Dying Intestate

Sometimes our procrastination gets the best of us. So many clients have said “we’ve been meaning to get our estate documents set up for YEARS.” For those of you that have made it to my office, cheers to you for checking that “to do” off your list. For those of you that still have it on your list, let’s talk about what happens if nothing is done before you pass away.

When someone passes away without a Will, they are considered to have died intestate. The Minnesota legislature has created a statute that describes how your property will be divided up among your spouse, children and/or other family members. These are the rules of intestacy.
Sometimes the end result is that the property gets to the people you intended and in the amounts you intended. For example, in a simple traditional family setting, surviving spouse and children that are biological to both the deceased and the surviving spouse will be heirs. The surviving spouse will likely receive all the assets, which was probably the intention of the couple.

Our family structures these days tend to be a little more complex. Second marriages, unmarried couples, children from prior relationships, step-relations. The list goes on and the basic rule of “all to surviving spouse” may not be the deceased’s intended distribution plan. Why not take some basic steps to ensure your estate is distributed to your loved one’s that you designate.

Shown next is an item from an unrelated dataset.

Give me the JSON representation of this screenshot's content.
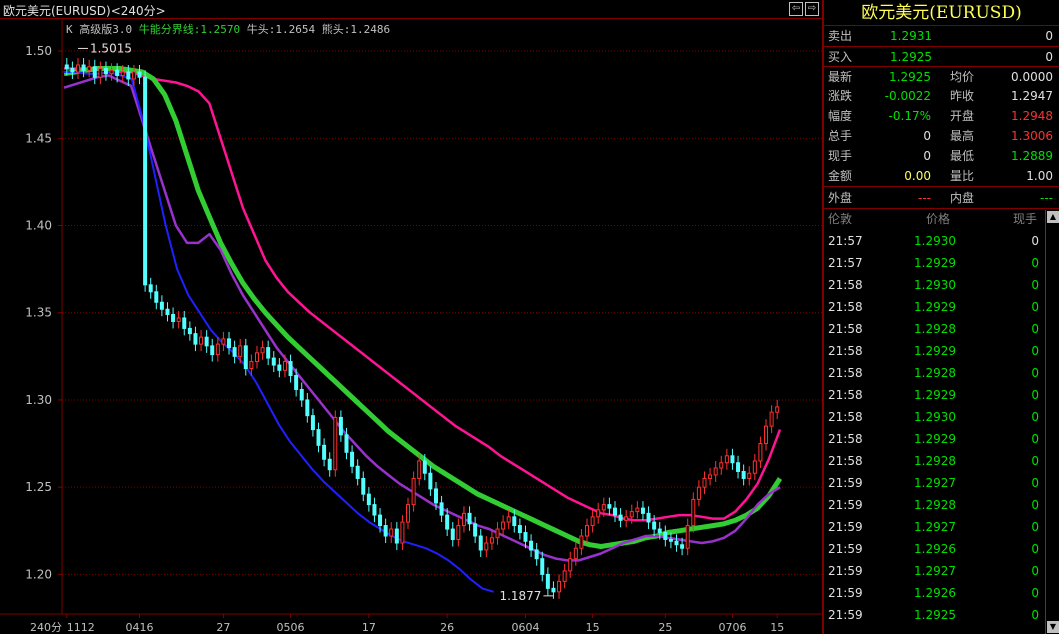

Here is an example of the complexity that can be added by not doing anything. Bob and Sue were married in 2005. Bob had a child from a prior marriage that ended in divorce in 2000. Bob and Sue did not complete any estate plan documents, it was on the “to do list.” Bob died unexpectedly in 2015. Sue came in and we started a probate for multiple financial accounts that Bob had in his name only with no beneficiaries designated, these accounts were valued at about $500,000. Bob and Sue did have some assets that were titled jointly and those passed automatically to Sue. Based on the Minnesota intestacy rules, Sue was able to keep a portion of Bob’s retirement accounts (up to $225,000) and then the remaining amount, $275,000, had to be split with Bob’s daughter 50/50. Was this what Bob had really intended? Did he want Sue to have the entire $500,000 in the financial accounts? Did he want his daughter to have the $137,500 sharing 50/50 on amounts over $225,000? We’ll never know. There are other factors that play into this example, but it at least gives you a picture of what could happen.

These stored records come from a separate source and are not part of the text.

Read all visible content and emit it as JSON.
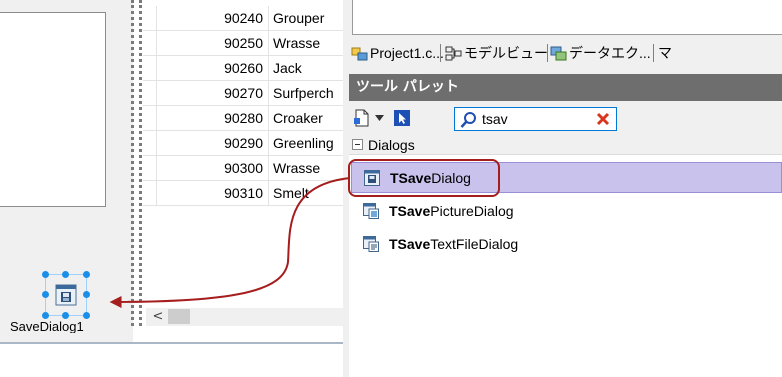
{
  "designer": {
    "grid_rows": [
      {
        "code": "90240",
        "name": "Grouper"
      },
      {
        "code": "90250",
        "name": "Wrasse"
      },
      {
        "code": "90260",
        "name": "Jack"
      },
      {
        "code": "90270",
        "name": "Surfperch"
      },
      {
        "code": "90280",
        "name": "Croaker"
      },
      {
        "code": "90290",
        "name": "Greenling"
      },
      {
        "code": "90300",
        "name": "Wrasse"
      },
      {
        "code": "90310",
        "name": "Smelt"
      }
    ],
    "component_caption": "SaveDialog1",
    "scroll_left_glyph": "<"
  },
  "tabs": [
    {
      "label": "Project1.c...",
      "icon": "project-icon"
    },
    {
      "label": "モデルビュー",
      "icon": "model-view-icon"
    },
    {
      "label": "データエク...",
      "icon": "data-explorer-icon"
    },
    {
      "label": "マ",
      "icon": ""
    }
  ],
  "palette": {
    "title": "ツール パレット",
    "search_value": "tsav",
    "category": "Dialogs",
    "items": [
      {
        "match": "TSave",
        "rest": "Dialog",
        "selected": true
      },
      {
        "match": "TSave",
        "rest": "PictureDialog",
        "selected": false
      },
      {
        "match": "TSave",
        "rest": "TextFileDialog",
        "selected": false
      }
    ]
  },
  "colors": {
    "accent_selection": "#c8c2ec",
    "annotation_red": "#a51d1d",
    "palette_header": "#6e6e6e"
  }
}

I would encourage you to work with a professional, get those basic estate plan tool box documents in place. Avoid any uncertainty and added expense by having to settle your intestate estate.

Please send me an email at rene@breenandperson.com with any topic suggestions or requests you may have. Although we cannot give you legal advice through the column, we can provide some general information that may be helpful for you to know. Our purpose is to educate and we hope that you can take something new away from this column each time you read it.